About collecting he once told a Soviet negotiator, ”You… are a fortunate man not to have this passion which is like a disease.” He was one of the most mysterious men of his era. He was obsessed with privacy and avoided interviews and photographs. Among other assets, he owned five percent of all the oil in Iraq; that although he was an Armenian by birth and thus a subject of the Ottoman Empire, he had become a British citizen, while at the same time he held an Iranian passport.
The Gulbenkian Collection was the greatest art collection in breadth and standard of quality assembled by one person in the twentieth century. Calouste Gulbenkian (1869-1955 ) was originally thought to have been favorable to have moved his art collection and foundation to the National Gallery of Art in Washington, D.C. However, in the midst of the final negotiationsm Gulbenkian passed away, surprising him as much as the skeleton in Holbein’s ”Dance of Death” surprises its victims. True, he was eighty-six, but he had expected a span of life longer than that of his grandfather, who died at 105. The present museum and foundation is in Lisbon.
From 1942 until 1955, Gulbenkian lived in Lisbon at the Aviz Hotel, no longer in existence but once the best in the world, where he occupied an entire floor. Physically, he resembled a fierce bird. Stocky, bald, his walk was considered a hopping trot. His deep-set unblinking eyes were surmounted by exceptionally bushy brows. His aquiline nose increased this hawklike appearance, a resemblance he must have recognized since he once had himself photographed beneath a sculptured Horus, the legendary hawk of Egypt.
Gulbenkian was entirely devoted to aesthetic values. He has amassed hundreds of millions of dollars, but he said this vast sum of money held no basic interest for him. It was the organization he had created, the beautiful structure, the balance of interests,the harmony of economic forces, that gave him joy and satisfaction. His masterpiece was the Iraq Petroleum Company. It was as architecturally designed, as faultless in its composition, he felt, as Raphael’s painting, ”The School of Athens”.

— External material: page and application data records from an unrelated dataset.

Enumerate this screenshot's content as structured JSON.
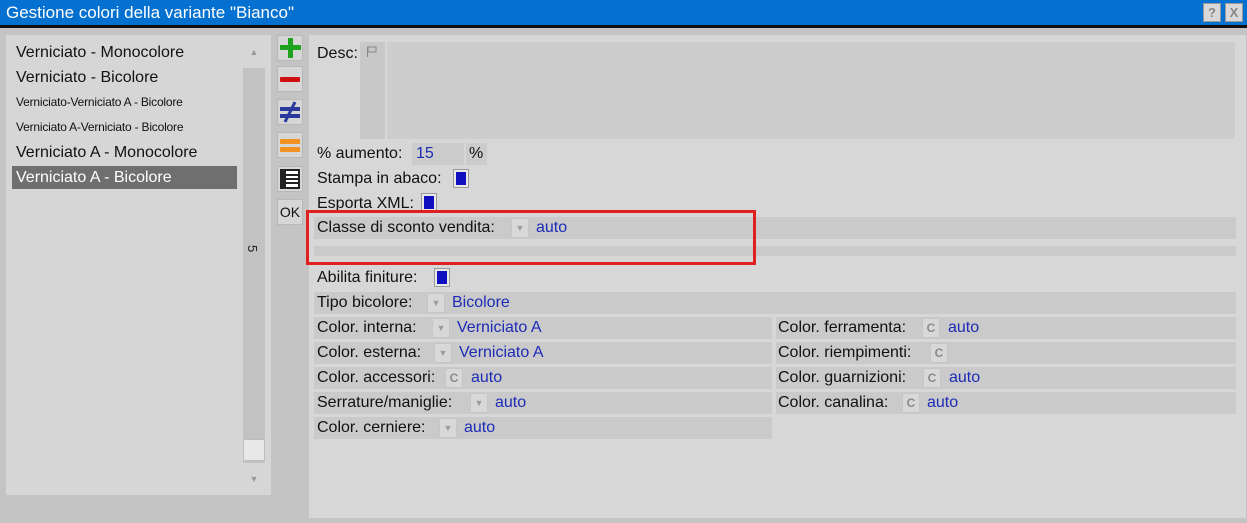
{
  "window": {
    "title": "Gestione colori della variante \"Bianco\"",
    "help_label": "?",
    "close_label": "X"
  },
  "list": {
    "items": [
      {
        "label": "Verniciato - Monocolore"
      },
      {
        "label": "Verniciato - Bicolore"
      },
      {
        "label": "Verniciato-Verniciato A - Bicolore"
      },
      {
        "label": "Verniciato A-Verniciato - Bicolore"
      },
      {
        "label": "Verniciato A - Monocolore"
      },
      {
        "label": "Verniciato A - Bicolore"
      }
    ],
    "selected_index": 5,
    "scroll_indicator": "5"
  },
  "toolbar": {
    "ok_label": "OK",
    "icons": [
      "add-icon",
      "remove-icon",
      "not-equal-icon",
      "equal-icon",
      "table-icon"
    ],
    "colors": {
      "add": "#1fa21f",
      "remove": "#d01010",
      "not_equal": "#2a3a9c",
      "equal": "#f39221"
    }
  },
  "form": {
    "desc_label": "Desc:",
    "percent": {
      "label": "% aumento:",
      "value": "15",
      "unit": "%"
    },
    "stampa": {
      "label": "Stampa in abaco:",
      "checked": true
    },
    "esporta": {
      "label": "Esporta XML:",
      "checked": true
    },
    "classe_sconto": {
      "label": "Classe di sconto vendita:",
      "value": "auto"
    },
    "abilita": {
      "label": "Abilita finiture:",
      "checked": true
    },
    "tipo_bicolore": {
      "label": "Tipo bicolore:",
      "value": "Bicolore"
    },
    "left": [
      {
        "label": "Color. interna:",
        "value": "Verniciato A"
      },
      {
        "label": "Color. esterna:",
        "value": "Verniciato A"
      },
      {
        "label": "Color. accessori:",
        "value": "auto"
      },
      {
        "label": "Serrature/maniglie:",
        "value": "auto"
      },
      {
        "label": "Color. cerniere:",
        "value": "auto"
      }
    ],
    "right": [
      {
        "label": "Color. ferramenta:",
        "value": "auto"
      },
      {
        "label": "Color. riempimenti:",
        "value": ""
      },
      {
        "label": "Color. guarnizioni:",
        "value": "auto"
      },
      {
        "label": "Color. canalina:",
        "value": "auto"
      }
    ],
    "c_button_label": "C"
  },
  "colors": {
    "titlebar": "#0470d0",
    "value_text": "#1c2bb5",
    "checkbox": "#1010c0",
    "highlight": "#e02020"
  }
}
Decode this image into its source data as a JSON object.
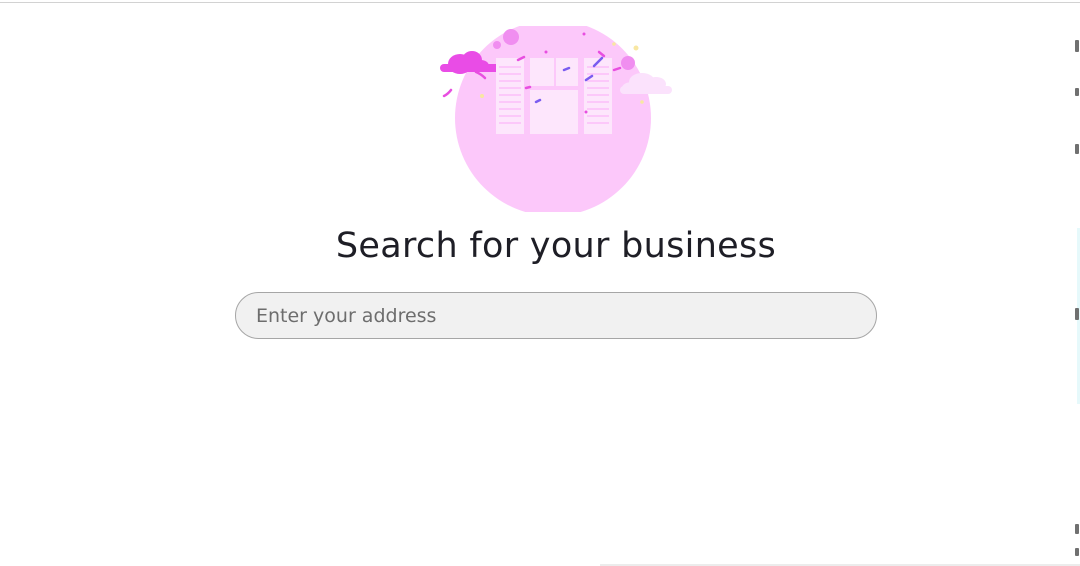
{
  "header": {
    "title": "Search for your business"
  },
  "search": {
    "placeholder": "Enter your address",
    "value": ""
  },
  "illustration": {
    "icon": "storefront-illustration-icon",
    "colors": {
      "circle": "#fcc8fa",
      "building": "#fde6fc",
      "cloud_left": "#e94ce6",
      "cloud_right": "#fbe2fc",
      "confetti_pink": "#e84ee0",
      "confetti_purple": "#7a5cf0",
      "confetti_yellow": "#f8e7a2"
    }
  },
  "theme": {
    "background": "#ffffff",
    "title_color": "#1e1e26",
    "input_background": "#f1f1f1",
    "input_border": "#a6a6a6"
  }
}
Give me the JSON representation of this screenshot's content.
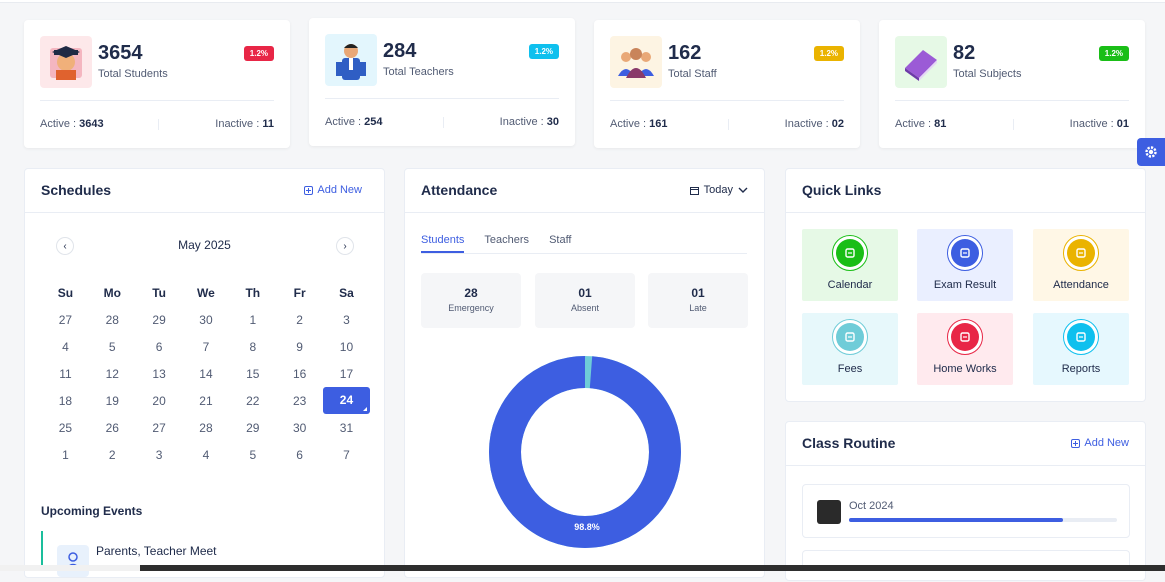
{
  "stats": [
    {
      "value": "3654",
      "label": "Total Students",
      "percent": "1.2%",
      "badge_color": "#e82646",
      "active_label": "Active :",
      "active": "3643",
      "inactive_label": "Inactive :",
      "inactive": "11",
      "icon": "student-graduate-icon"
    },
    {
      "value": "284",
      "label": "Total Teachers",
      "percent": "1.2%",
      "badge_color": "#0fc0ee",
      "active_label": "Active :",
      "active": "254",
      "inactive_label": "Inactive :",
      "inactive": "30",
      "icon": "teacher-icon"
    },
    {
      "value": "162",
      "label": "Total Staff",
      "percent": "1.2%",
      "badge_color": "#eab300",
      "active_label": "Active :",
      "active": "161",
      "inactive_label": "Inactive :",
      "inactive": "02",
      "icon": "staff-group-icon"
    },
    {
      "value": "82",
      "label": "Total Subjects",
      "percent": "1.2%",
      "badge_color": "#1abe17",
      "active_label": "Active :",
      "active": "81",
      "inactive_label": "Inactive :",
      "inactive": "01",
      "icon": "book-icon"
    }
  ],
  "schedules": {
    "title": "Schedules",
    "add_new": "Add New",
    "month": "May 2025",
    "weekdays": [
      "Su",
      "Mo",
      "Tu",
      "We",
      "Th",
      "Fr",
      "Sa"
    ],
    "weeks": [
      [
        "27",
        "28",
        "29",
        "30",
        "1",
        "2",
        "3"
      ],
      [
        "4",
        "5",
        "6",
        "7",
        "8",
        "9",
        "10"
      ],
      [
        "11",
        "12",
        "13",
        "14",
        "15",
        "16",
        "17"
      ],
      [
        "18",
        "19",
        "20",
        "21",
        "22",
        "23",
        "24"
      ],
      [
        "25",
        "26",
        "27",
        "28",
        "29",
        "30",
        "31"
      ],
      [
        "1",
        "2",
        "3",
        "4",
        "5",
        "6",
        "7"
      ]
    ],
    "selected_day": "24",
    "upcoming_title": "Upcoming Events",
    "event_name": "Parents, Teacher Meet"
  },
  "attendance": {
    "title": "Attendance",
    "filter": "Today",
    "tabs": [
      "Students",
      "Teachers",
      "Staff"
    ],
    "active_tab": "Students",
    "boxes": [
      {
        "value": "28",
        "label": "Emergency"
      },
      {
        "value": "01",
        "label": "Absent"
      },
      {
        "value": "01",
        "label": "Late"
      }
    ],
    "donut_label": "98.8%",
    "donut_fraction": 0.988,
    "donut_colors": {
      "main": "#3d5ee1",
      "rest": "#6fccd8"
    }
  },
  "quick_links": {
    "title": "Quick Links",
    "items": [
      {
        "label": "Calendar",
        "bg": "#e6f9e6",
        "color": "#1abe17",
        "icon": "calendar-icon"
      },
      {
        "label": "Exam Result",
        "bg": "#eaefff",
        "color": "#3d5ee1",
        "icon": "exam-result-icon"
      },
      {
        "label": "Attendance",
        "bg": "#fff7e6",
        "color": "#eab300",
        "icon": "attendance-icon"
      },
      {
        "label": "Fees",
        "bg": "#e7f8fb",
        "color": "#6fccd8",
        "icon": "fees-icon"
      },
      {
        "label": "Home Works",
        "bg": "#ffeaee",
        "color": "#e82646",
        "icon": "homework-icon"
      },
      {
        "label": "Reports",
        "bg": "#e6f8fe",
        "color": "#0fc0ee",
        "icon": "reports-icon"
      }
    ]
  },
  "class_routine": {
    "title": "Class Routine",
    "add_new": "Add New",
    "entry_date": "Oct 2024",
    "progress": 0.8
  }
}
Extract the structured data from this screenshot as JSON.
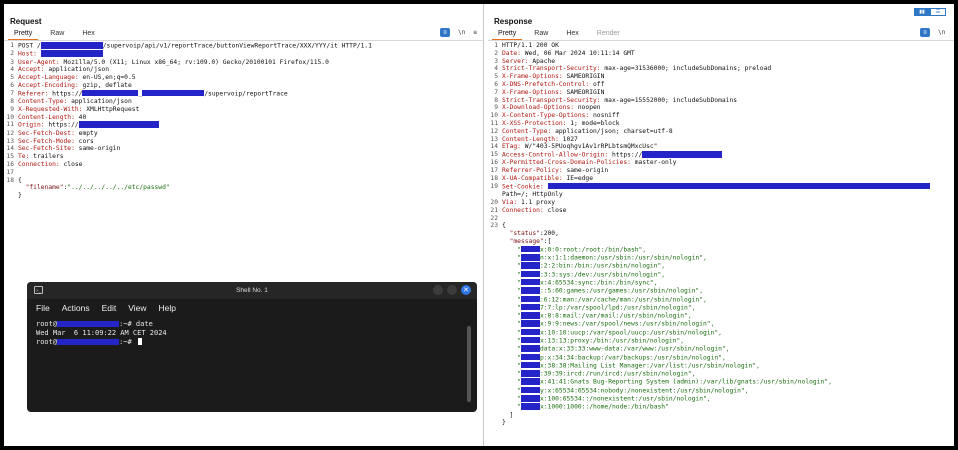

If Gulbenkian compared himself to Raphael, he compared his partners, especially two of them, the Standard Oil Company of New Jersey and Socony-Vacuum , to Girolama Genga. He found analogies between the activities of these oil companies and the work of an obscure mediocre follower of the Renaissance masters. Through their selfishness the oil companies were always trying to destroy his beautiful work of art. It was this he fought to preserve. His money was secondary. His interest was in the structure that yielded it.
His family, distinguished members of the Armenian community of Constantinople, had for many years been in the business of importing and exporting oil. After graduating from London University, Gulbenkian made a report on Mesopotamian oil that made Hagop Pasha, director of the sultan’s private purse, realize that the sultan’s major asset, apart from the estimated thirty thousand women in his harem, was this vast reserve of petroleum. For this, worthy study, he received no compensation, not even one concubine, which the sultan, one would think, might have been able to spare.
But Gulbenkian was a man of infinite patience. He foresaw the revolt of 1909 that put the Young Turks in power. Although he had become a British subject, he continued to ingratiate himself with the Turkish government. In 1910, he was instrumental in setting up the National Bank of Turkey, which was in fact, a British front for obtaining concessions for the exploitation of Mesopotanian oil. This several years later became the Turkish Petroleum Company. However, just as the new company was preparing to drill, Gulbenkian’s partners, England and Germany, began their mutual slaughter. The belligerents were too engulfed in a sea of blood to exploit their pool of oil. Calouste Gulbenkian had to wait. This was later transformed into the Iraq Petroleum Company that left Gulbenkian with five percent, but with a balance of power he rightly felt would protect him. He was satisfied to have earned the nickname, Mr. Five-Per-Cent.
He was he said, like an artist who had painted a great picture. It had been bought, and now the new owners were ignoring its creator. They did not realize that he was an artist who would fight with every drop of his blood to keep his work of art from being defaced. In the end, he brilliantly played one partner against another, with the balance of power he so carefully arranged allowing him to win a fair settlement, and as a consequence, many additional hundreds of millions of dollars. Henceforth he would often be referred to as the ”mystery billionaire”.